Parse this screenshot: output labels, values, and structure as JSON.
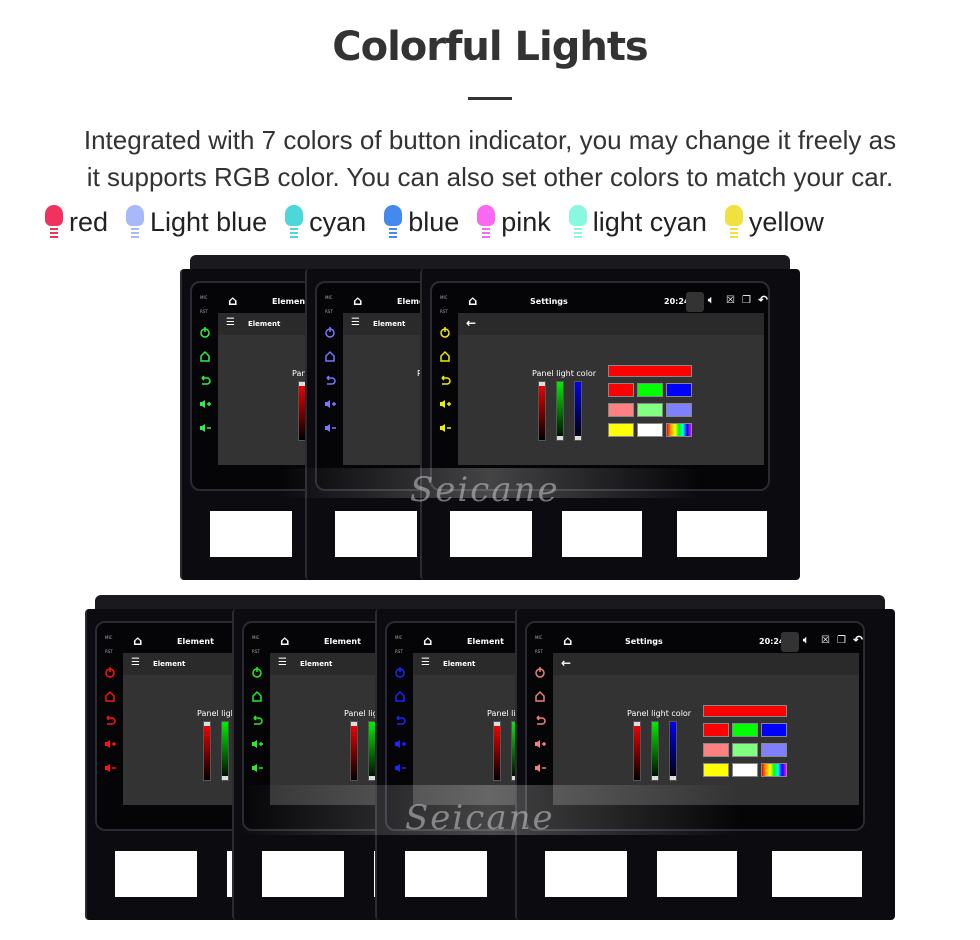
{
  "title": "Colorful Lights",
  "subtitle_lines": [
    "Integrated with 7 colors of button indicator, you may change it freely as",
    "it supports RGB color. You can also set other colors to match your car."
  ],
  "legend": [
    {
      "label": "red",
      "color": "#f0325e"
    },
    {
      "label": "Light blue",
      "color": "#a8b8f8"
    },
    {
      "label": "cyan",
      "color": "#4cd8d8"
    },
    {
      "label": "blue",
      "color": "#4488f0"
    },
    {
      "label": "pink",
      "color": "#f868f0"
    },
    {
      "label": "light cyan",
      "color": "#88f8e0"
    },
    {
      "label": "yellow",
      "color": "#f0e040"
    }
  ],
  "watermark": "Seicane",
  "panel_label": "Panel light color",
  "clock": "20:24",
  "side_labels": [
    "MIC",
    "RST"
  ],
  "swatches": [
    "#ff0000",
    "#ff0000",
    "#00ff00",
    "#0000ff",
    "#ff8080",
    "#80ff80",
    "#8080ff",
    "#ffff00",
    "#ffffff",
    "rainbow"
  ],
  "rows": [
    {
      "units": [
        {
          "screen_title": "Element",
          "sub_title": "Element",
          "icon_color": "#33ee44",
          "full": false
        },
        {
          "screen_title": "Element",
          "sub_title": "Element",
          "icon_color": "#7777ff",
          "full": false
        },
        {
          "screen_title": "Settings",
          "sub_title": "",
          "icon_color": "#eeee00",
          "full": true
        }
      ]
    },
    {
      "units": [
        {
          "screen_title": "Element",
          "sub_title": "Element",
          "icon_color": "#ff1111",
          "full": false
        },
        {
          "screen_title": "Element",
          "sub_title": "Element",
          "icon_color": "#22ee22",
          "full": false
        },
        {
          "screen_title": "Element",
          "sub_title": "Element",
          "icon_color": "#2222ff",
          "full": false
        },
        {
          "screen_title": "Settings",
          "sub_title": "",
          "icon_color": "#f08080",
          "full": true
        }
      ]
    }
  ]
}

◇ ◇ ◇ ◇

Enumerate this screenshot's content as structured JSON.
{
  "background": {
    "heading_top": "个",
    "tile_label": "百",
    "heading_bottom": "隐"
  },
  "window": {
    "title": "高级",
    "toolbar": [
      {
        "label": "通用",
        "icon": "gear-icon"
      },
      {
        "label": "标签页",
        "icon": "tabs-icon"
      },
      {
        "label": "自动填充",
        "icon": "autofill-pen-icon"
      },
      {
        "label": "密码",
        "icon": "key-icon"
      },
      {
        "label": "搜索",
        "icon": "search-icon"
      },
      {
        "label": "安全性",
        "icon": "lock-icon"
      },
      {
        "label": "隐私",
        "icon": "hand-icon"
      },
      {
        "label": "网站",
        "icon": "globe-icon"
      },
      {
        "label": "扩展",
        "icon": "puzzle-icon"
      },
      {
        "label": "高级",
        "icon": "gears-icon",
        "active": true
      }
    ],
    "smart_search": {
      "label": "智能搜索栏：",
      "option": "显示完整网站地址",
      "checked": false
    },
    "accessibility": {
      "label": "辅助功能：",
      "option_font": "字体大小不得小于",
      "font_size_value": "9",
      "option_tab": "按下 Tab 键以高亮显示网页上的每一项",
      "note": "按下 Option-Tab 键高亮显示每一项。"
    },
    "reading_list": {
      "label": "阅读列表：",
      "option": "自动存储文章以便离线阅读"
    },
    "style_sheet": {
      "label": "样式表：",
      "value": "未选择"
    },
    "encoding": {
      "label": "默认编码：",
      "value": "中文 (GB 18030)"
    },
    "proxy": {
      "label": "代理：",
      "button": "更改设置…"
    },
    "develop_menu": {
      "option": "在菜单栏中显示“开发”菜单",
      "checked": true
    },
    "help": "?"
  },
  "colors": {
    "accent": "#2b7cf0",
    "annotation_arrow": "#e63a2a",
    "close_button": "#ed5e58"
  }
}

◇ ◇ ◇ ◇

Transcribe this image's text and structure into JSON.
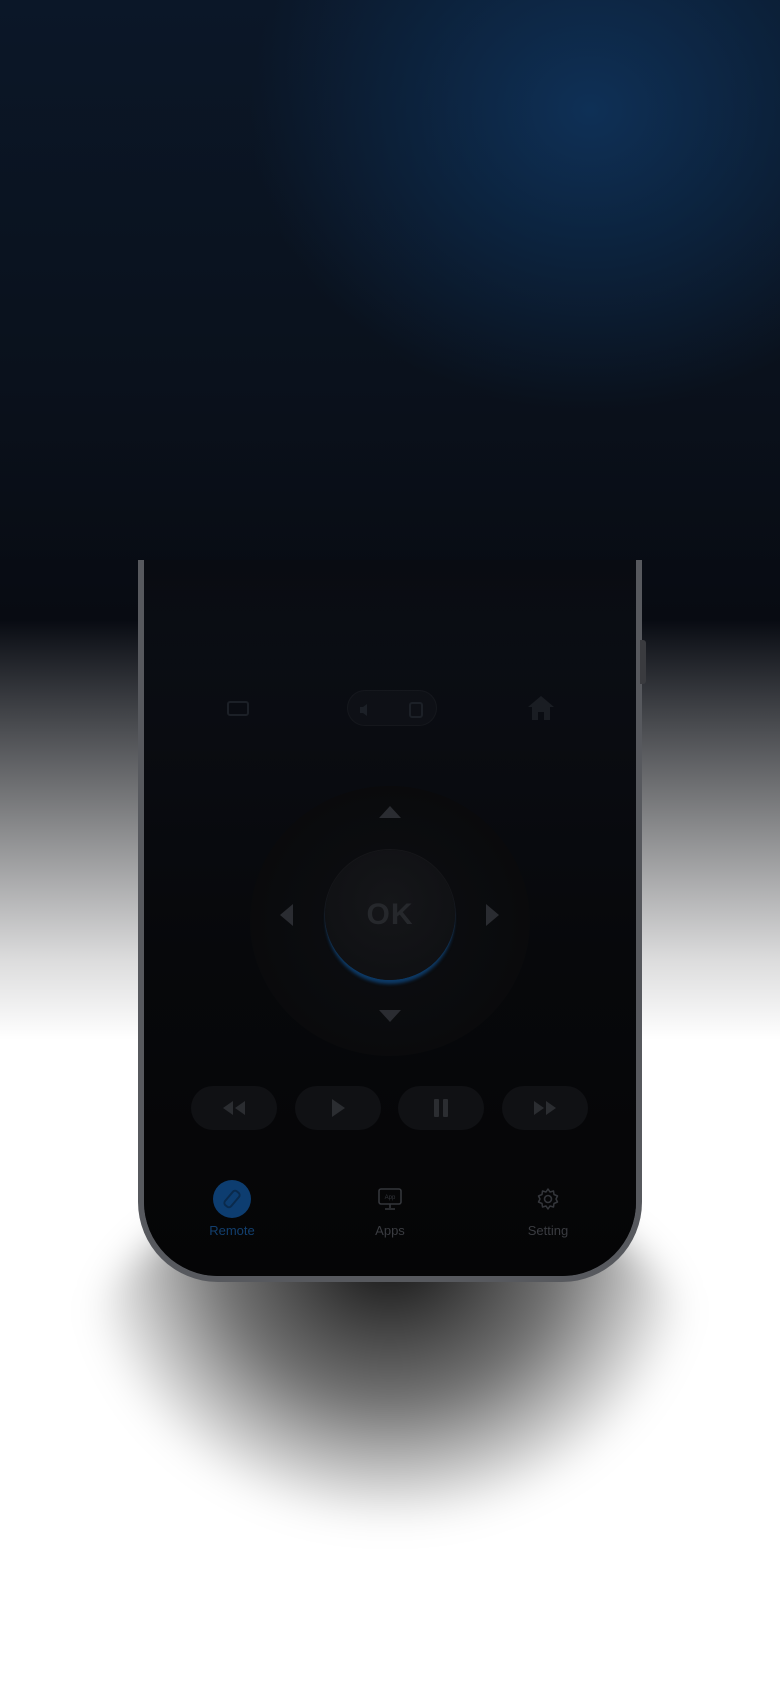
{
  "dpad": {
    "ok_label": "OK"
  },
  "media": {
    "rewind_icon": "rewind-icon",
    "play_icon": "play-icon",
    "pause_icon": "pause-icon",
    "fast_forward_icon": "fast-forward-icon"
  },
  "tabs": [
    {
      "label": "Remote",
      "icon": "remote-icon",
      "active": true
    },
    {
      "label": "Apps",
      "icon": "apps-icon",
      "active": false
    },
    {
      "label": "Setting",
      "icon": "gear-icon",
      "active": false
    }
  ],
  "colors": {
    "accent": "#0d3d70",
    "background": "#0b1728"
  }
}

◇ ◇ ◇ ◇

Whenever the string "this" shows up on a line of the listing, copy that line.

■ RESPONSE TO THE EXERCISE:
Parse this screenshot: output labels, values, and structure as JSON.
Enumerate this screenshot's content as structured JSON.
Transcribe this image's text and structure into JSON.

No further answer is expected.